──────── EXERCISE INPUT ────────

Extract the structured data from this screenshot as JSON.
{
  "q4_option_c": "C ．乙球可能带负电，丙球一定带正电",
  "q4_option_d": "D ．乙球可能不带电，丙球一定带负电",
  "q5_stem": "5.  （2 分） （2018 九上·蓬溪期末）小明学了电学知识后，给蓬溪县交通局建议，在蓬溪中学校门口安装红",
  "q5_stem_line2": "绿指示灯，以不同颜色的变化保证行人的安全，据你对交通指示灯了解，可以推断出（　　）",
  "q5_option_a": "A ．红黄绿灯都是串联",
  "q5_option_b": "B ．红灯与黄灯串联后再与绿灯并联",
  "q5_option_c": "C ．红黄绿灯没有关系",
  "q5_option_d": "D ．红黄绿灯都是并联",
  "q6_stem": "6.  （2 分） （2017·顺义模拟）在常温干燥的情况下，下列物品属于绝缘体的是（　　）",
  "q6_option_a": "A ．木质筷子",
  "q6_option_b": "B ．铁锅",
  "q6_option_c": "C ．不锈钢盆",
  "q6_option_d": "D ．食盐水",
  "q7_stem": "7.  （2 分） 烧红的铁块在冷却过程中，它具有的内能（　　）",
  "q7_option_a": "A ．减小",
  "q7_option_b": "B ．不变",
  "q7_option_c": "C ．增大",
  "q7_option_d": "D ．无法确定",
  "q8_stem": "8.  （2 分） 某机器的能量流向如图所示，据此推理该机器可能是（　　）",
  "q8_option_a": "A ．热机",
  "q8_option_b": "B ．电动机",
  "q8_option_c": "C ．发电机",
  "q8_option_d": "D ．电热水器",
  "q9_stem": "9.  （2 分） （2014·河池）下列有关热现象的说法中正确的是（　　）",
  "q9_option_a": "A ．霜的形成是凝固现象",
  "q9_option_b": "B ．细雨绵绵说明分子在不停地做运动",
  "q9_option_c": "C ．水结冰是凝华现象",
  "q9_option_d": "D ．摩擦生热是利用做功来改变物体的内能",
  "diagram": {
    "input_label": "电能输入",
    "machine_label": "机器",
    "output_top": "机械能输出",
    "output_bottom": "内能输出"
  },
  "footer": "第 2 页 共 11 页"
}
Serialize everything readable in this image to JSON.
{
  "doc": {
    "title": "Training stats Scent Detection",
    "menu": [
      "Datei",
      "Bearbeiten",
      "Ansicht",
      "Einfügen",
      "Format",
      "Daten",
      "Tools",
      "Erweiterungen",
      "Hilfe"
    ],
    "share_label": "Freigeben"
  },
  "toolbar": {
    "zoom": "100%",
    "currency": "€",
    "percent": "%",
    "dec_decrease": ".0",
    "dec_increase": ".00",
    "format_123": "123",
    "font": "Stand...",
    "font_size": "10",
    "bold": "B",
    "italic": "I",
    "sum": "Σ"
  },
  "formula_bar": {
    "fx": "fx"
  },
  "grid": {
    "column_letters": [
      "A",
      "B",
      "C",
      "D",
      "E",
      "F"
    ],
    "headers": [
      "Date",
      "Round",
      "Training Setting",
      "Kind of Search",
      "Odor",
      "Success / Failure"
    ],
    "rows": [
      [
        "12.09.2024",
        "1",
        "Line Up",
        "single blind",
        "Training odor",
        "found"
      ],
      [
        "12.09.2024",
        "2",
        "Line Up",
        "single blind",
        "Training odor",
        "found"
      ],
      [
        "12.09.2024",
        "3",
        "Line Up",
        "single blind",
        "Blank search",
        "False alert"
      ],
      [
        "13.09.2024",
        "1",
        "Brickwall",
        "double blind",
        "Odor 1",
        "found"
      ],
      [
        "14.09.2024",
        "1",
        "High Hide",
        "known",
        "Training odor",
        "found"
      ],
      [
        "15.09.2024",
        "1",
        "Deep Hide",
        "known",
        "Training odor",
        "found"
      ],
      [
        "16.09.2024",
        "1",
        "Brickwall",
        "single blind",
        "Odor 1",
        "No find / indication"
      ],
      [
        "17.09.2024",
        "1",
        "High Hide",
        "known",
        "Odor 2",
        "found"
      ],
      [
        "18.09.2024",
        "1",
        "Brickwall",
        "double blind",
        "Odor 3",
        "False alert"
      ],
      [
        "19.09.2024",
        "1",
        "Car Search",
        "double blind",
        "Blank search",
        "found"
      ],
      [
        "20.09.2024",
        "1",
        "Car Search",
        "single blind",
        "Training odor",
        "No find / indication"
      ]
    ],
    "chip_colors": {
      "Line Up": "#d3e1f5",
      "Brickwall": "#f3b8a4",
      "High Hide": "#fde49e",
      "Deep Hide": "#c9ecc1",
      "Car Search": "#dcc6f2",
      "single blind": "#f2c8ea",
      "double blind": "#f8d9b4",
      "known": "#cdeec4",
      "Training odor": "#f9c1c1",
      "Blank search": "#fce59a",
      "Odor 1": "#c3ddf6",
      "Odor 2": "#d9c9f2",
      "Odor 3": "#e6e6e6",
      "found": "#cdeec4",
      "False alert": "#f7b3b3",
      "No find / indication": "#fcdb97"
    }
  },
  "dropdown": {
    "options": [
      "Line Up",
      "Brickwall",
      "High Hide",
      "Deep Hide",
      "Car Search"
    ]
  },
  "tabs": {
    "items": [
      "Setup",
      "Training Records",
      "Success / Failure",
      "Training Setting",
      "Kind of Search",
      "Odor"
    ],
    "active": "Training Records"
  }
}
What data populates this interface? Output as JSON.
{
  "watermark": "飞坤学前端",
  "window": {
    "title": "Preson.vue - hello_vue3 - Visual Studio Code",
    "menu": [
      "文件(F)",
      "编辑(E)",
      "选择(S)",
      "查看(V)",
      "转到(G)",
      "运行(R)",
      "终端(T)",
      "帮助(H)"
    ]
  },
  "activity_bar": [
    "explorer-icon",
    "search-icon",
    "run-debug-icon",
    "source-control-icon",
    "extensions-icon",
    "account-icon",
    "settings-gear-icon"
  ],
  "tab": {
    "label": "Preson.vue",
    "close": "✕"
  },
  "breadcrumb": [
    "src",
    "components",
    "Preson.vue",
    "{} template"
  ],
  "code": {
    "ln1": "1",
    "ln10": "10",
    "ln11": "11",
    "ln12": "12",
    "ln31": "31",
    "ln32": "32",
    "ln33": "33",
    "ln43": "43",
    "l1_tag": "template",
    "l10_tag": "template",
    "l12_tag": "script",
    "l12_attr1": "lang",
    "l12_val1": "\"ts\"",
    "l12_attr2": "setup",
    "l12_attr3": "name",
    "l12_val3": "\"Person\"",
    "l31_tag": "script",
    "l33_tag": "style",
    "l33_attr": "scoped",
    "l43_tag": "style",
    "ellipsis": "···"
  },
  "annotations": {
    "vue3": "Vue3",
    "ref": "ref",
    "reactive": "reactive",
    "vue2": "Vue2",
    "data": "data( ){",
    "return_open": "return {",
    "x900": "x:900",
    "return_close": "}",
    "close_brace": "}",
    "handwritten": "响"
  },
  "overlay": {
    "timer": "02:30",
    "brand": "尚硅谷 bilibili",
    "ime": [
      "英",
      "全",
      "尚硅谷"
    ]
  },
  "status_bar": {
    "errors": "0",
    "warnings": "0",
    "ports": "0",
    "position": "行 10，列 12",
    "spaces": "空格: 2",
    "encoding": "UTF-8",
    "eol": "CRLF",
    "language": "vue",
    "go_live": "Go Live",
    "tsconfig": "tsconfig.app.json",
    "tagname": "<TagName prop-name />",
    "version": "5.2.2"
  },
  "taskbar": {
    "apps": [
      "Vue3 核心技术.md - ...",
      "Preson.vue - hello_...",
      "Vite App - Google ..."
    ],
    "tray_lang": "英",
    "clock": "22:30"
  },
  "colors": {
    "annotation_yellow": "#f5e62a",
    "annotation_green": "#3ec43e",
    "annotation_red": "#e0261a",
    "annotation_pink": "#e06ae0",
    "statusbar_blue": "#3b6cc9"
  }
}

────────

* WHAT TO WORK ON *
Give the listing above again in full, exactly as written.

* RESPONSE TO THE EXERCISE *
Extract the structured data from this screenshot as JSON.
{
  "q4_option_c": "C ．乙球可能带负电，丙球一定带正电",
  "q4_option_d": "D ．乙球可能不带电，丙球一定带负电",
  "q5_stem": "5.  （2 分） （2018 九上·蓬溪期末）小明学了电学知识后，给蓬溪县交通局建议，在蓬溪中学校门口安装红",
  "q5_stem_line2": "绿指示灯，以不同颜色的变化保证行人的安全，据你对交通指示灯了解，可以推断出（　　）",
  "q5_option_a": "A ．红黄绿灯都是串联",
  "q5_option_b": "B ．红灯与黄灯串联后再与绿灯并联",
  "q5_option_c": "C ．红黄绿灯没有关系",
  "q5_option_d": "D ．红黄绿灯都是并联",
  "q6_stem": "6.  （2 分） （2017·顺义模拟）在常温干燥的情况下，下列物品属于绝缘体的是（　　）",
  "q6_option_a": "A ．木质筷子",
  "q6_option_b": "B ．铁锅",
  "q6_option_c": "C ．不锈钢盆",
  "q6_option_d": "D ．食盐水",
  "q7_stem": "7.  （2 分） 烧红的铁块在冷却过程中，它具有的内能（　　）",
  "q7_option_a": "A ．减小",
  "q7_option_b": "B ．不变",
  "q7_option_c": "C ．增大",
  "q7_option_d": "D ．无法确定",
  "q8_stem": "8.  （2 分） 某机器的能量流向如图所示，据此推理该机器可能是（　　）",
  "q8_option_a": "A ．热机",
  "q8_option_b": "B ．电动机",
  "q8_option_c": "C ．发电机",
  "q8_option_d": "D ．电热水器",
  "q9_stem": "9.  （2 分） （2014·河池）下列有关热现象的说法中正确的是（　　）",
  "q9_option_a": "A ．霜的形成是凝固现象",
  "q9_option_b": "B ．细雨绵绵说明分子在不停地做运动",
  "q9_option_c": "C ．水结冰是凝华现象",
  "q9_option_d": "D ．摩擦生热是利用做功来改变物体的内能",
  "diagram": {
    "input_label": "电能输入",
    "machine_label": "机器",
    "output_top": "机械能输出",
    "output_bottom": "内能输出"
  },
  "footer": "第 2 页 共 11 页"
}
Serialize everything readable in this image to JSON.
{
  "doc": {
    "title": "Training stats Scent Detection",
    "menu": [
      "Datei",
      "Bearbeiten",
      "Ansicht",
      "Einfügen",
      "Format",
      "Daten",
      "Tools",
      "Erweiterungen",
      "Hilfe"
    ],
    "share_label": "Freigeben"
  },
  "toolbar": {
    "zoom": "100%",
    "currency": "€",
    "percent": "%",
    "dec_decrease": ".0",
    "dec_increase": ".00",
    "format_123": "123",
    "font": "Stand...",
    "font_size": "10",
    "bold": "B",
    "italic": "I",
    "sum": "Σ"
  },
  "formula_bar": {
    "fx": "fx"
  },
  "grid": {
    "column_letters": [
      "A",
      "B",
      "C",
      "D",
      "E",
      "F"
    ],
    "headers": [
      "Date",
      "Round",
      "Training Setting",
      "Kind of Search",
      "Odor",
      "Success / Failure"
    ],
    "rows": [
      [
        "12.09.2024",
        "1",
        "Line Up",
        "single blind",
        "Training odor",
        "found"
      ],
      [
        "12.09.2024",
        "2",
        "Line Up",
        "single blind",
        "Training odor",
        "found"
      ],
      [
        "12.09.2024",
        "3",
        "Line Up",
        "single blind",
        "Blank search",
        "False alert"
      ],
      [
        "13.09.2024",
        "1",
        "Brickwall",
        "double blind",
        "Odor 1",
        "found"
      ],
      [
        "14.09.2024",
        "1",
        "High Hide",
        "known",
        "Training odor",
        "found"
      ],
      [
        "15.09.2024",
        "1",
        "Deep Hide",
        "known",
        "Training odor",
        "found"
      ],
      [
        "16.09.2024",
        "1",
        "Brickwall",
        "single blind",
        "Odor 1",
        "No find / indication"
      ],
      [
        "17.09.2024",
        "1",
        "High Hide",
        "known",
        "Odor 2",
        "found"
      ],
      [
        "18.09.2024",
        "1",
        "Brickwall",
        "double blind",
        "Odor 3",
        "False alert"
      ],
      [
        "19.09.2024",
        "1",
        "Car Search",
        "double blind",
        "Blank search",
        "found"
      ],
      [
        "20.09.2024",
        "1",
        "Car Search",
        "single blind",
        "Training odor",
        "No find / indication"
      ]
    ],
    "chip_colors": {
      "Line Up": "#d3e1f5",
      "Brickwall": "#f3b8a4",
      "High Hide": "#fde49e",
      "Deep Hide": "#c9ecc1",
      "Car Search": "#dcc6f2",
      "single blind": "#f2c8ea",
      "double blind": "#f8d9b4",
      "known": "#cdeec4",
      "Training odor": "#f9c1c1",
      "Blank search": "#fce59a",
      "Odor 1": "#c3ddf6",
      "Odor 2": "#d9c9f2",
      "Odor 3": "#e6e6e6",
      "found": "#cdeec4",
      "False alert": "#f7b3b3",
      "No find / indication": "#fcdb97"
    }
  },
  "dropdown": {
    "options": [
      "Line Up",
      "Brickwall",
      "High Hide",
      "Deep Hide",
      "Car Search"
    ]
  },
  "tabs": {
    "items": [
      "Setup",
      "Training Records",
      "Success / Failure",
      "Training Setting",
      "Kind of Search",
      "Odor"
    ],
    "active": "Training Records"
  }
}
What data populates this interface? Output as JSON.
{
  "watermark": "飞坤学前端",
  "window": {
    "title": "Preson.vue - hello_vue3 - Visual Studio Code",
    "menu": [
      "文件(F)",
      "编辑(E)",
      "选择(S)",
      "查看(V)",
      "转到(G)",
      "运行(R)",
      "终端(T)",
      "帮助(H)"
    ]
  },
  "activity_bar": [
    "explorer-icon",
    "search-icon",
    "run-debug-icon",
    "source-control-icon",
    "extensions-icon",
    "account-icon",
    "settings-gear-icon"
  ],
  "tab": {
    "label": "Preson.vue",
    "close": "✕"
  },
  "breadcrumb": [
    "src",
    "components",
    "Preson.vue",
    "{} template"
  ],
  "code": {
    "ln1": "1",
    "ln10": "10",
    "ln11": "11",
    "ln12": "12",
    "ln31": "31",
    "ln32": "32",
    "ln33": "33",
    "ln43": "43",
    "l1_tag": "template",
    "l10_tag": "template",
    "l12_tag": "script",
    "l12_attr1": "lang",
    "l12_val1": "\"ts\"",
    "l12_attr2": "setup",
    "l12_attr3": "name",
    "l12_val3": "\"Person\"",
    "l31_tag": "script",
    "l33_tag": "style",
    "l33_attr": "scoped",
    "l43_tag": "style",
    "ellipsis": "···"
  },
  "annotations": {
    "vue3": "Vue3",
    "ref": "ref",
    "reactive": "reactive",
    "vue2": "Vue2",
    "data": "data( ){",
    "return_open": "return {",
    "x900": "x:900",
    "return_close": "}",
    "close_brace": "}",
    "handwritten": "响"
  },
  "overlay": {
    "timer": "02:30",
    "brand": "尚硅谷 bilibili",
    "ime": [
      "英",
      "全",
      "尚硅谷"
    ]
  },
  "status_bar": {
    "errors": "0",
    "warnings": "0",
    "ports": "0",
    "position": "行 10，列 12",
    "spaces": "空格: 2",
    "encoding": "UTF-8",
    "eol": "CRLF",
    "language": "vue",
    "go_live": "Go Live",
    "tsconfig": "tsconfig.app.json",
    "tagname": "<TagName prop-name />",
    "version": "5.2.2"
  },
  "taskbar": {
    "apps": [
      "Vue3 核心技术.md - ...",
      "Preson.vue - hello_...",
      "Vite App - Google ..."
    ],
    "tray_lang": "英",
    "clock": "22:30"
  },
  "colors": {
    "annotation_yellow": "#f5e62a",
    "annotation_green": "#3ec43e",
    "annotation_red": "#e0261a",
    "annotation_pink": "#e06ae0",
    "statusbar_blue": "#3b6cc9"
  }
}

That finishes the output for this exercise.